Fighter Jet News

F-35 Lightning II News

Software for first F-35B STOVL delivered

August 15, 2007 (by Eric L. Palmer) - Northrop Grumman Corporation has delivered to Lockheed Martin, the initial release of software required to perform manufacturing checkout of the first F-35B short take-off vertical landing (STOVL) variant.

The STOVL system on the F-35B utilises a shaft-driven lift fan propulsion system. Here the X-35B can bee seen over Edwards Air Force Base, Calif. [LMTAS photo]

The company has delivered updated software modules used to perform three critical functions:
  • Functional test of key sensor subsystems such as radar, electronic warfare, and communication/navigation/IFF.

  • Download of maintenance information from the aircraft.

  • In-flight detection and pilot notification of safety-critical faults.

"The delivery of this initial manufacturing release (IMR) of software for the first F-35 STOVL aircraft continues Northrop Grumman's unbroken, two-year-long streak of on-time software deliveries to the F-35 Lighting II program," said Janis Pamiljans, F-35 program manager for Northrop Grumman's Integrated Systems sector. "We're doing everything we can to support the F-35 industry team's goal of flying the first STOVL variant in the spring of 2008."

The software delivered to Lockheed Martin includes:
  • Prognostic and Health Monitoring software, which is used to check out the built-in-test features of the sensor hardware and verify that the hardware is operating properly.

  • Maintenance Interface Broker software, which is used by maintenance personnel to download diagnostic information from the aircraft.

  • Mission Domain software, which includes navigation related software; software models for aircraft performance; and the Mission Systems Integrity Monitor, safety-critical software that detects, filters and notifies the pilot of critical in-flight failures.

The initial manufacturing release of software is the second in a five-step F-35 software release process leading to first flight.

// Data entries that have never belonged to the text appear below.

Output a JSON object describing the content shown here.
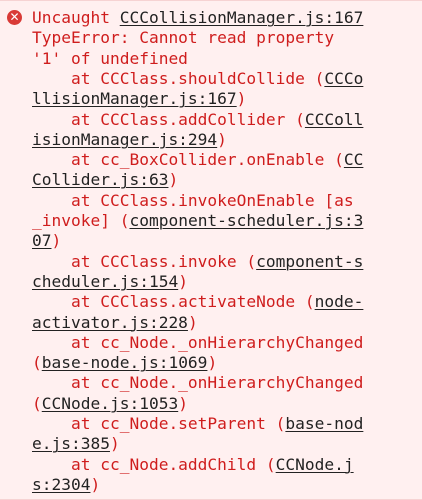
{
  "console_error": {
    "lines": [
      {
        "segments": [
          {
            "text": "Uncaught "
          },
          {
            "text": "CCCollisionManager.js:167",
            "link": true
          }
        ]
      },
      {
        "segments": [
          {
            "text": "TypeError: Cannot read property"
          }
        ]
      },
      {
        "segments": [
          {
            "text": "'1' of undefined"
          }
        ]
      },
      {
        "segments": [
          {
            "text": "    at CCClass.shouldCollide ("
          },
          {
            "text": "CCCo",
            "link": true
          }
        ]
      },
      {
        "segments": [
          {
            "text": "llisionManager.js:167",
            "link": true
          },
          {
            "text": ")"
          }
        ]
      },
      {
        "segments": [
          {
            "text": "    at CCClass.addCollider ("
          },
          {
            "text": "CCColl",
            "link": true
          }
        ]
      },
      {
        "segments": [
          {
            "text": "isionManager.js:294",
            "link": true
          },
          {
            "text": ")"
          }
        ]
      },
      {
        "segments": [
          {
            "text": "    at cc_BoxCollider.onEnable ("
          },
          {
            "text": "CC",
            "link": true
          }
        ]
      },
      {
        "segments": [
          {
            "text": "Collider.js:63",
            "link": true
          },
          {
            "text": ")"
          }
        ]
      },
      {
        "segments": [
          {
            "text": "    at CCClass.invokeOnEnable [as"
          }
        ]
      },
      {
        "segments": [
          {
            "text": "_invoke] ("
          },
          {
            "text": "component-scheduler.js:3",
            "link": true
          }
        ]
      },
      {
        "segments": [
          {
            "text": "07",
            "link": true
          },
          {
            "text": ")"
          }
        ]
      },
      {
        "segments": [
          {
            "text": "    at CCClass.invoke ("
          },
          {
            "text": "component-s",
            "link": true
          }
        ]
      },
      {
        "segments": [
          {
            "text": "cheduler.js:154",
            "link": true
          },
          {
            "text": ")"
          }
        ]
      },
      {
        "segments": [
          {
            "text": "    at CCClass.activateNode ("
          },
          {
            "text": "node-",
            "link": true
          }
        ]
      },
      {
        "segments": [
          {
            "text": "activator.js:228",
            "link": true
          },
          {
            "text": ")"
          }
        ]
      },
      {
        "segments": [
          {
            "text": "    at cc_Node._onHierarchyChanged"
          }
        ]
      },
      {
        "segments": [
          {
            "text": "("
          },
          {
            "text": "base-node.js:1069",
            "link": true
          },
          {
            "text": ")"
          }
        ]
      },
      {
        "segments": [
          {
            "text": "    at cc_Node._onHierarchyChanged"
          }
        ]
      },
      {
        "segments": [
          {
            "text": "("
          },
          {
            "text": "CCNode.js:1053",
            "link": true
          },
          {
            "text": ")"
          }
        ]
      },
      {
        "segments": [
          {
            "text": "    at cc_Node.setParent ("
          },
          {
            "text": "base-nod",
            "link": true
          }
        ]
      },
      {
        "segments": [
          {
            "text": "e.js:385",
            "link": true
          },
          {
            "text": ")"
          }
        ]
      },
      {
        "segments": [
          {
            "text": "    at cc_Node.addChild ("
          },
          {
            "text": "CCNode.j",
            "link": true
          }
        ]
      },
      {
        "segments": [
          {
            "text": "s:2304",
            "link": true
          },
          {
            "text": ")"
          }
        ]
      }
    ]
  },
  "icon": {
    "name": "error-circle-icon",
    "glyph": "✕"
  },
  "colors": {
    "background": "#fff0f0",
    "error_text": "#cf1d1d",
    "link_text": "#222222",
    "icon_bg": "#d93a36"
  }
}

Between now and spring 2008, Northrop Grumman plans to deliver three more rounds of software updates for the STOVL software modules listed above.

  • Ground test release, which will be used during initial power-up and taxi tests of the F-35B.

  • Flight candidate release, which provides the core of software used during initial flight.

  • Flight test update, which provides any updates or additional software capabilities required for flight testing.

As a principal member of the Lockheed Martin-led F-35 global industry team, Northrop Grumman plays a critical role in the development and production of the aircraft.